My point being: This week’s story is a mess. On a melodramatic skeleton is layered so much Mythosian paraphernalia that the bone structure’s overwhelmed under the meat. It’s not that the added flesh isn’t good, doesn’t have the potential to make a tasty fictive dish. Private libraries full of blasphemous tomes may make one wonder how rare said tomes can be, given their ubiquity, but we can overlook that if the books are put to good use. It’s always nice to read the names Yog-Sothoth and Nyarlathotep and Shub-niggurath, but disappointing if those are merely names dropped as superficial seasoning. Surama and the eight silent Tibetans could fascinate. Surama especially, survivor of an Atlantis whose inhabitants weren’t exactly human and whose wisdom and works a merciful heaven would leave sunk deep. His bones have saurian aspects—could he be related to the Serpent-men of the Nameless City? He’s in league with the stars and all the forces of nature! He has a terrible goal that Alfred can’t hint at, for the sanity of the world! He teaches the young genius paleogean rites that addict him to murderous pleasures and swamp all wholesome scientific zeal! Sure, Surama does chuckle a lot, but his chuckles are blood-curdling and bone-chilling, so that’s cool.
Not so cool for Surama to suddenly turn more squeamish than his pupil and feel bad about Georgina’s pet dog. Or to scold Alfred with lingo like “You’re no fun anymore” or “I thought you had the stuff in you, but you haven’t” or “Shut up, you fool!” Oh, Surama, it so breaks the mood. In the ranks of reconstituted evil wizards, you’re not in the Joseph Curwen league anymore.
And I would like some clue about Surama’s terrible world-maddening goal. My sanity can take it, Alfred, I promise.
And, unfortunately, all the coolest stuff takes place off-stage, in long stretches of expository dialogue. I’m wishing I could’ve actually traveled with Alfred, met the man in China who knew Yog-Sothoth or the old chap in Yemen who came back alive from the City of Pillars and the underground shrines of Nug and Yeb. Tantalizing allusions like these are standard Lovecraft technique, sure. But I don’t know—if Howard weren’t constrained by the original structure of “Last Test,” might he not have taken us to the secret place where Surama lay dormant for millennia? Might he not at least have taken us into the clinic to witness the final confrontation?

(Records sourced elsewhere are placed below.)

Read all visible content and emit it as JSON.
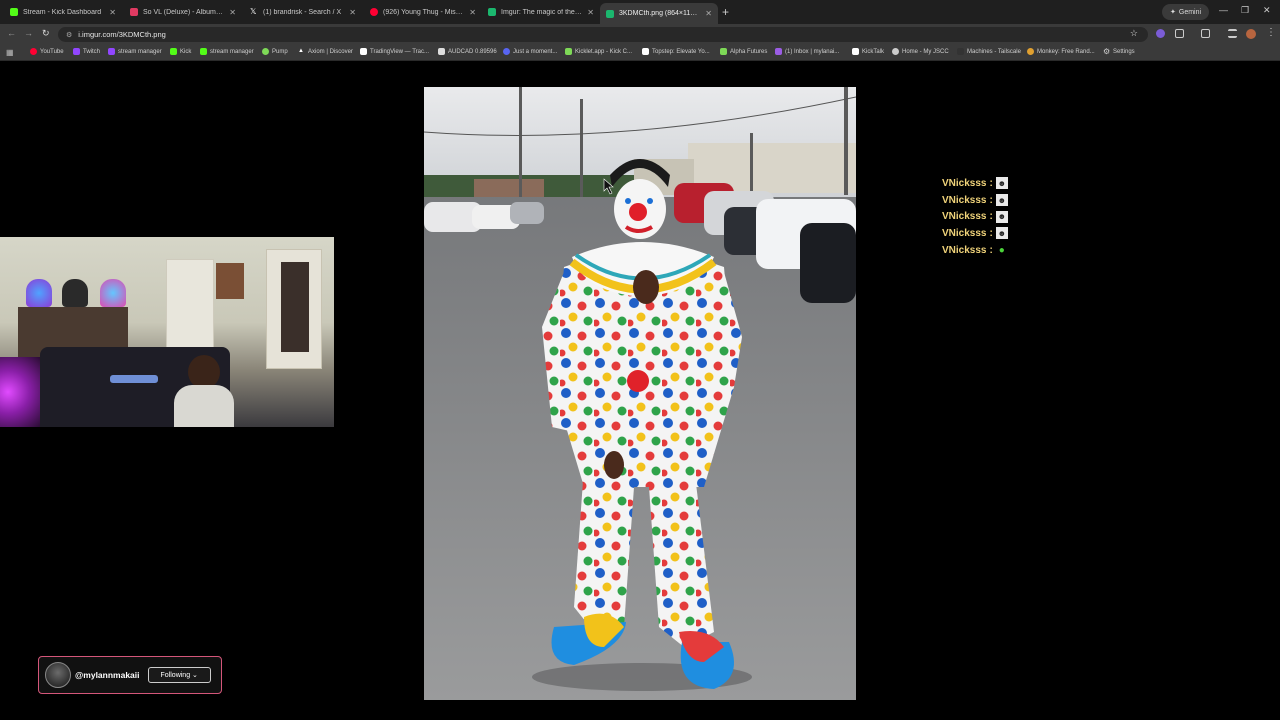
{
  "browser": {
    "tabs": [
      {
        "title": "Stream - Kick Dashboard",
        "color": "#53fc18"
      },
      {
        "title": "So VL (Deluxe) - Album by",
        "color": "#e03a62"
      },
      {
        "title": "(1) brandrisk - Search / X",
        "color": "#ffffff"
      },
      {
        "title": "(926) Young Thug - Miss M",
        "color": "#ff0033"
      },
      {
        "title": "Imgur: The magic of the intern",
        "color": "#1bb76e"
      },
      {
        "title": "3KDMCth.png (864×1184)",
        "color": "#1bb76e"
      }
    ],
    "new_tab": "+",
    "gemini": "Gemini",
    "url": "i.imgur.com/3KDMCth.png",
    "bookmarks": [
      {
        "label": "YouTube",
        "color": "#ff0033"
      },
      {
        "label": "Twitch",
        "color": "#9146ff"
      },
      {
        "label": "stream manager",
        "color": "#9146ff"
      },
      {
        "label": "Kick",
        "color": "#53fc18"
      },
      {
        "label": "stream manager",
        "color": "#53fc18"
      },
      {
        "label": "Pump",
        "color": "#7ed957"
      },
      {
        "label": "Axiom | Discover",
        "color": "#ffffff"
      },
      {
        "label": "TradingView — Trac...",
        "color": "#ffffff"
      },
      {
        "label": "AUDCAD 0.89596",
        "color": "#ffffff"
      },
      {
        "label": "Just a moment...",
        "color": "#5865f2"
      },
      {
        "label": "Kicklet.app - Kick C...",
        "color": "#7ed957"
      },
      {
        "label": "Topstep: Elevate Yo...",
        "color": "#ffffff"
      },
      {
        "label": "Alpha Futures",
        "color": "#7ed957"
      },
      {
        "label": "(1) Inbox | mylanai...",
        "color": "#9b5de5"
      },
      {
        "label": "KickTalk",
        "color": "#ffffff"
      },
      {
        "label": "Home - My JSCC",
        "color": "#cccccc"
      },
      {
        "label": "Machines - Tailscale",
        "color": "#333333"
      },
      {
        "label": "Monkey: Free Rand...",
        "color": "#e0a030"
      },
      {
        "label": "Settings",
        "color": "#cccccc"
      }
    ]
  },
  "chat": {
    "messages": [
      {
        "user": "VNicksss",
        "sep": ":",
        "emote": "person-emote"
      },
      {
        "user": "VNicksss",
        "sep": ":",
        "emote": "person-emote"
      },
      {
        "user": "VNicksss",
        "sep": ":",
        "emote": "person-emote"
      },
      {
        "user": "VNicksss",
        "sep": ":",
        "emote": "person-emote"
      },
      {
        "user": "VNicksss",
        "sep": ":",
        "emote": "green-emote"
      }
    ]
  },
  "follow": {
    "handle": "@mylannmakaii",
    "button": "Following ⌄"
  }
}
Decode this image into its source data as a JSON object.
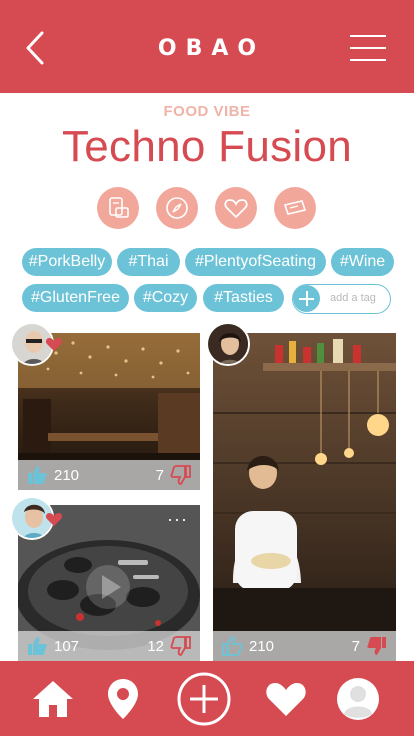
{
  "header": {
    "title": "OBAO"
  },
  "venue": {
    "eyebrow": "FOOD VIBE",
    "name": "Techno Fusion"
  },
  "actions": [
    {
      "icon": "menu-card-icon"
    },
    {
      "icon": "compass-icon"
    },
    {
      "icon": "heart-icon"
    },
    {
      "icon": "ticket-icon"
    }
  ],
  "tags": [
    "#PorkBelly",
    "#Thai",
    "#PlentyofSeating",
    "#Wine",
    "#GlutenFree",
    "#Cozy",
    "#Tasties"
  ],
  "add_tag": {
    "label": "add a tag"
  },
  "posts": [
    {
      "likes": "210",
      "dislikes": "7"
    },
    {
      "likes": "107",
      "dislikes": "12"
    },
    {
      "likes": "210",
      "dislikes": "7"
    }
  ],
  "more": "···",
  "colors": {
    "brand": "#d64a52",
    "tag": "#6cc3d7",
    "accent": "#f2a79b"
  }
}
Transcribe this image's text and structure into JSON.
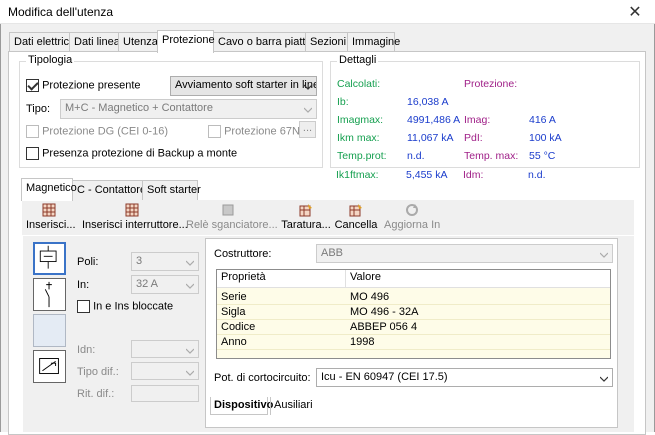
{
  "window": {
    "title": "Modifica dell'utenza",
    "close": "✕"
  },
  "tabs": [
    "Dati elettrici",
    "Dati linea",
    "Utenza",
    "Protezione",
    "Cavo o barra piatta",
    "Sezioni",
    "Immagine"
  ],
  "active_tab": "Protezione",
  "tipologia": {
    "group_title": "Tipologia",
    "protezione_presente": {
      "label": "Protezione presente",
      "checked": true
    },
    "avviamento": "Avviamento soft starter in linea",
    "tipo_label": "Tipo:",
    "tipo_value": "M+C - Magnetico + Contattore",
    "protezione_dg": "Protezione DG (CEI 0-16)",
    "protezione_67n": "Protezione 67N",
    "dots": "...",
    "backup": "Presenza protezione di Backup a monte"
  },
  "dettagli": {
    "group_title": "Dettagli",
    "calcolati_label": "Calcolati:",
    "protezione_label": "Protezione:",
    "rows_left": [
      {
        "label": "Ib:",
        "value": "16,038 A"
      },
      {
        "label": "Imagmax:",
        "value": "4991,486 A"
      },
      {
        "label": "Ikm max:",
        "value": "11,067 kA"
      },
      {
        "label": "Temp.prot:",
        "value": "n.d."
      },
      {
        "label": "Ik1ftmax:",
        "value": "5,455 kA"
      }
    ],
    "rows_right": [
      {
        "label": "Imag:",
        "value": "416 A"
      },
      {
        "label": "PdI:",
        "value": "100 kA"
      },
      {
        "label": "Temp. max:",
        "value": "55 °C"
      },
      {
        "label": "Idm:",
        "value": "n.d."
      }
    ]
  },
  "subtabs": [
    "Magnetico",
    "C - Contattore",
    "Soft starter"
  ],
  "toolbar": {
    "inserisci": "Inserisci...",
    "inserisci_interruttore": "Inserisci interruttore...",
    "rele": "Relè sganciatore...",
    "taratura": "Taratura...",
    "cancella": "Cancella",
    "aggiorna": "Aggiorna In"
  },
  "magnetico": {
    "poli_label": "Poli:",
    "poli_value": "3",
    "in_label": "In:",
    "in_value": "32 A",
    "in_ins_bloccate": "In e Ins bloccate",
    "idn_label": "Idn:",
    "tipo_dif_label": "Tipo dif.:",
    "rit_dif_label": "Rit. dif.:"
  },
  "dispositivo": {
    "costruttore_label": "Costruttore:",
    "costruttore_value": "ABB",
    "grid_headers": [
      "Proprietà",
      "Valore"
    ],
    "rows": [
      {
        "prop": "Serie",
        "val": "MO 496"
      },
      {
        "prop": "Sigla",
        "val": "MO 496 - 32A"
      },
      {
        "prop": "Codice",
        "val": "ABBEP 056 4"
      },
      {
        "prop": "Anno",
        "val": "1998"
      }
    ],
    "pot_label": "Pot. di cortocircuito:",
    "pot_value": "Icu - EN 60947 (CEI 17.5)",
    "bottom_tabs": [
      "Dispositivo",
      "Ausiliari"
    ]
  }
}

Summing it up, I’m afraid that revising this non-Mythosian tale to include the Mythos didn’t work for me. Neither Georgina nor Dalton do much to earn their happy ending and justify the romantic subplot. The San Quentin subplot is another promising avenue that peters out.
Yeah. Sorry, Adolphe and Howard. For me, “A Sacrifice to Science” and “The Last Test” were not a match made in heaven, or a thoroughly enjoyable hell.
Next week, Karl Edward Wagner’s “I’ve Come to Talk with You Again” offers a cautionary tale for Lovecraftian writers who can be tempted to make bad deals. You can find it in Lovecraft’s Monsters. (And this week, you can find Ruthanna at the Charm City Spec reading in Baltimore on Wednesday night, and then in Boston for Arisia—hope to see some of you there!)
Ruthanna Emrys is the author of the Innsmouth Legacy series, including Winter Tide and Deep Roots. She has several stories, neo-Lovecraftian and otherwise, available on Tor.com, most recently “The Word of Flesh and Soul.” Ruthanna can frequently be found online on Twitter and Patreon, and offline in a mysterious manor house with her large, chaotic household—mostly mammalian—outside Washington DC.
Anne M. Pillsworth’s short story “The Madonna of the Abattoir” appears on Tor.com. Her young adult Mythos novel, Summoned, is available from Tor Teen along with sequel Fathomless. She lives in Edgewood, a Victorian trolley car suburb of Providence, Rhode Island, uncomfortably near Joseph Curwen’s underground laboratory.